* Goal of the exercise: Your reply should repeat all records verbatim and contain no images.

[Dataset items]
▼
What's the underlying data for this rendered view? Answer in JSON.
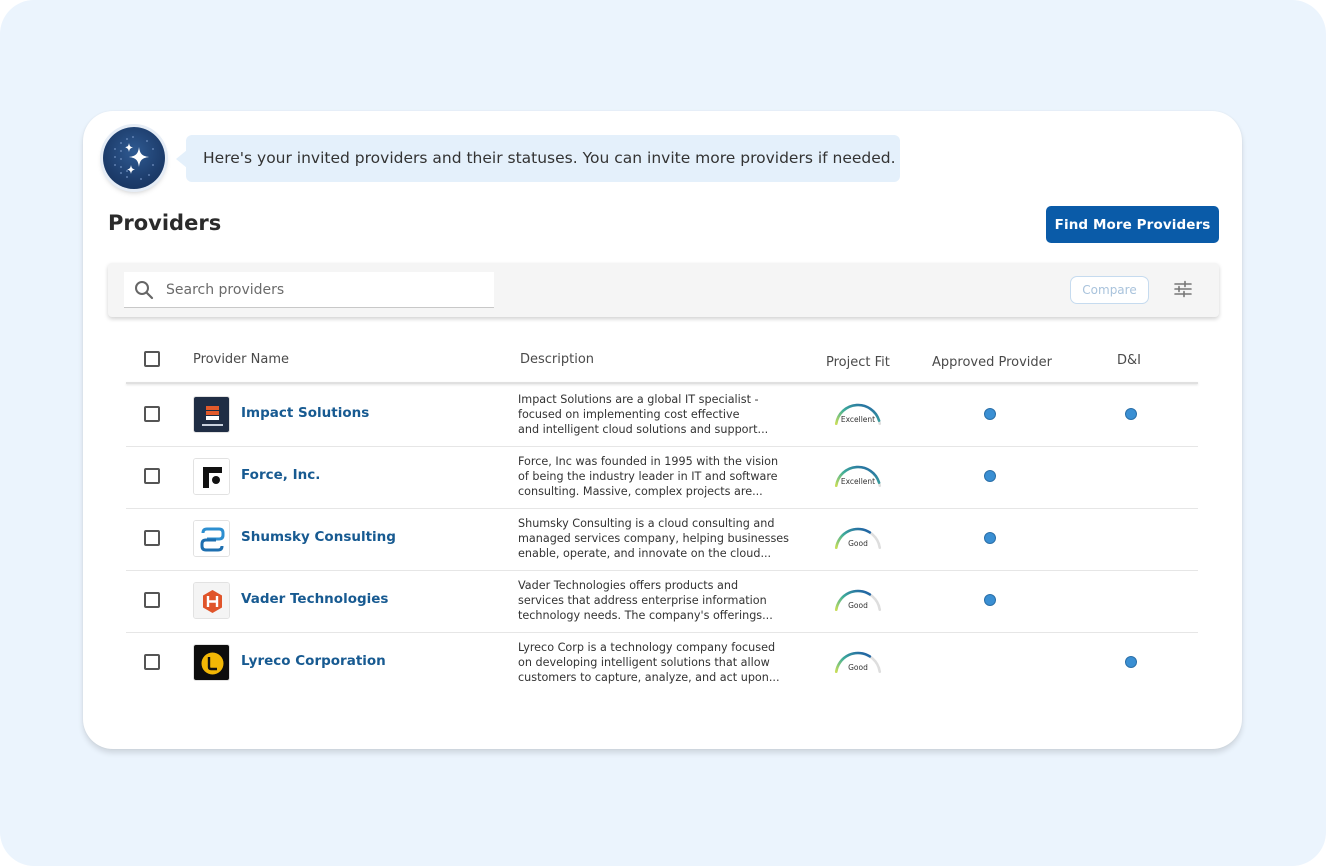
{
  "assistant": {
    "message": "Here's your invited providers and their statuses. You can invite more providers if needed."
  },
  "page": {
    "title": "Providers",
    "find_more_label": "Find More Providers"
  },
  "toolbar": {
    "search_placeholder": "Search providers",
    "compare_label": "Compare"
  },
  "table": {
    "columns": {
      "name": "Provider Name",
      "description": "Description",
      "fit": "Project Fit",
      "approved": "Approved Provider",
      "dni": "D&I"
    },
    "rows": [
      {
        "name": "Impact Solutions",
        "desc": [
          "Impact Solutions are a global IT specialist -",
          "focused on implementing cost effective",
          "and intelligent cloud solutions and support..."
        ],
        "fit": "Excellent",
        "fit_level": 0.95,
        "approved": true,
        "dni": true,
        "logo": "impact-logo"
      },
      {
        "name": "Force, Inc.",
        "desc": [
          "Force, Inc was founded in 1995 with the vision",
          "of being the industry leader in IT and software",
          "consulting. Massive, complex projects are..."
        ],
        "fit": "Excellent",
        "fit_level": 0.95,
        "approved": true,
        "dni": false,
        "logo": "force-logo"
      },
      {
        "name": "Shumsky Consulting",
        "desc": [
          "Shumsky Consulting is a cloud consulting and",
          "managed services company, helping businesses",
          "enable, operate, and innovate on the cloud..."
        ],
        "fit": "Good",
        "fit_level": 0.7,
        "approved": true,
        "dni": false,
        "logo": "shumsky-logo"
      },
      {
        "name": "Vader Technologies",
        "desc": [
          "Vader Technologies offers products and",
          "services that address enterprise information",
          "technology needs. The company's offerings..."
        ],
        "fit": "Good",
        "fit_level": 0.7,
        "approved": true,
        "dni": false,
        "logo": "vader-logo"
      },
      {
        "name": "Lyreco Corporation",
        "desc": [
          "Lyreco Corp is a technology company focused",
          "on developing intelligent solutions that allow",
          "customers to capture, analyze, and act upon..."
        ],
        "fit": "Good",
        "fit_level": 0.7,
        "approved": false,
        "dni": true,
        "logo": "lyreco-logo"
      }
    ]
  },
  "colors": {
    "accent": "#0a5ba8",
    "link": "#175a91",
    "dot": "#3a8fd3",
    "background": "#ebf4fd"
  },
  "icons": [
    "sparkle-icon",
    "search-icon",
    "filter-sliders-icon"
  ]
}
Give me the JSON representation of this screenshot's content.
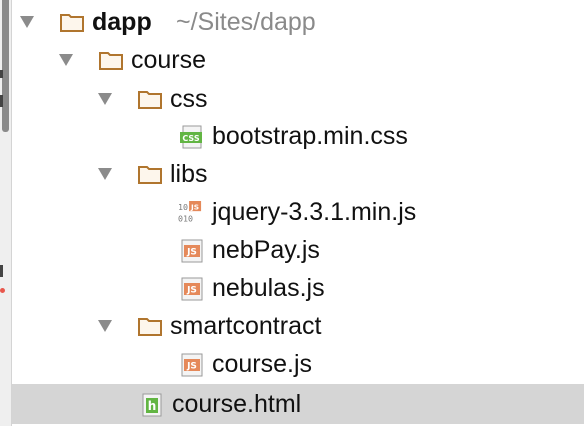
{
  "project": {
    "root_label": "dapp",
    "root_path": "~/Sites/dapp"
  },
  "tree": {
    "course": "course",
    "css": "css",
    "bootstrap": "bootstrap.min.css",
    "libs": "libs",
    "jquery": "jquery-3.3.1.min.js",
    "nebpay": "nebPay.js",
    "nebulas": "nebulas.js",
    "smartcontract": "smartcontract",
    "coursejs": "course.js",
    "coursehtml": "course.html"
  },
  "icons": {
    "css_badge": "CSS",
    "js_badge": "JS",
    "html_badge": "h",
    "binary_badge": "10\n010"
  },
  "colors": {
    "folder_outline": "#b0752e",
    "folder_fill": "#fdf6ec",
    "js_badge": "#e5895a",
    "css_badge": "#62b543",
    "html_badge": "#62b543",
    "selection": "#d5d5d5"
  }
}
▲
* Task response:
What's the underlying data for this rendered view? Answer in JSON.
{
  "assistant": {
    "message": "Here's your invited providers and their statuses. You can invite more providers if needed."
  },
  "page": {
    "title": "Providers",
    "find_more_label": "Find More Providers"
  },
  "toolbar": {
    "search_placeholder": "Search providers",
    "compare_label": "Compare"
  },
  "table": {
    "columns": {
      "name": "Provider Name",
      "description": "Description",
      "fit": "Project Fit",
      "approved": "Approved Provider",
      "dni": "D&I"
    },
    "rows": [
      {
        "name": "Impact Solutions",
        "desc": [
          "Impact Solutions are a global IT specialist -",
          "focused on implementing cost effective",
          "and intelligent cloud solutions and support..."
        ],
        "fit": "Excellent",
        "fit_level": 0.95,
        "approved": true,
        "dni": true,
        "logo": "impact-logo"
      },
      {
        "name": "Force, Inc.",
        "desc": [
          "Force, Inc was founded in 1995 with the vision",
          "of being the industry leader in IT and software",
          "consulting. Massive, complex projects are..."
        ],
        "fit": "Excellent",
        "fit_level": 0.95,
        "approved": true,
        "dni": false,
        "logo": "force-logo"
      },
      {
        "name": "Shumsky Consulting",
        "desc": [
          "Shumsky Consulting is a cloud consulting and",
          "managed services company, helping businesses",
          "enable, operate, and innovate on the cloud..."
        ],
        "fit": "Good",
        "fit_level": 0.7,
        "approved": true,
        "dni": false,
        "logo": "shumsky-logo"
      },
      {
        "name": "Vader Technologies",
        "desc": [
          "Vader Technologies offers products and",
          "services that address enterprise information",
          "technology needs. The company's offerings..."
        ],
        "fit": "Good",
        "fit_level": 0.7,
        "approved": true,
        "dni": false,
        "logo": "vader-logo"
      },
      {
        "name": "Lyreco Corporation",
        "desc": [
          "Lyreco Corp is a technology company focused",
          "on developing intelligent solutions that allow",
          "customers to capture, analyze, and act upon..."
        ],
        "fit": "Good",
        "fit_level": 0.7,
        "approved": false,
        "dni": true,
        "logo": "lyreco-logo"
      }
    ]
  },
  "colors": {
    "accent": "#0a5ba8",
    "link": "#175a91",
    "dot": "#3a8fd3",
    "background": "#ebf4fd"
  },
  "icons": [
    "sparkle-icon",
    "search-icon",
    "filter-sliders-icon"
  ]
}
Give me the JSON representation of this screenshot's content.
{
  "project": {
    "root_label": "dapp",
    "root_path": "~/Sites/dapp"
  },
  "tree": {
    "course": "course",
    "css": "css",
    "bootstrap": "bootstrap.min.css",
    "libs": "libs",
    "jquery": "jquery-3.3.1.min.js",
    "nebpay": "nebPay.js",
    "nebulas": "nebulas.js",
    "smartcontract": "smartcontract",
    "coursejs": "course.js",
    "coursehtml": "course.html"
  },
  "icons": {
    "css_badge": "CSS",
    "js_badge": "JS",
    "html_badge": "h",
    "binary_badge": "10\n010"
  },
  "colors": {
    "folder_outline": "#b0752e",
    "folder_fill": "#fdf6ec",
    "js_badge": "#e5895a",
    "css_badge": "#62b543",
    "html_badge": "#62b543",
    "selection": "#d5d5d5"
  }
}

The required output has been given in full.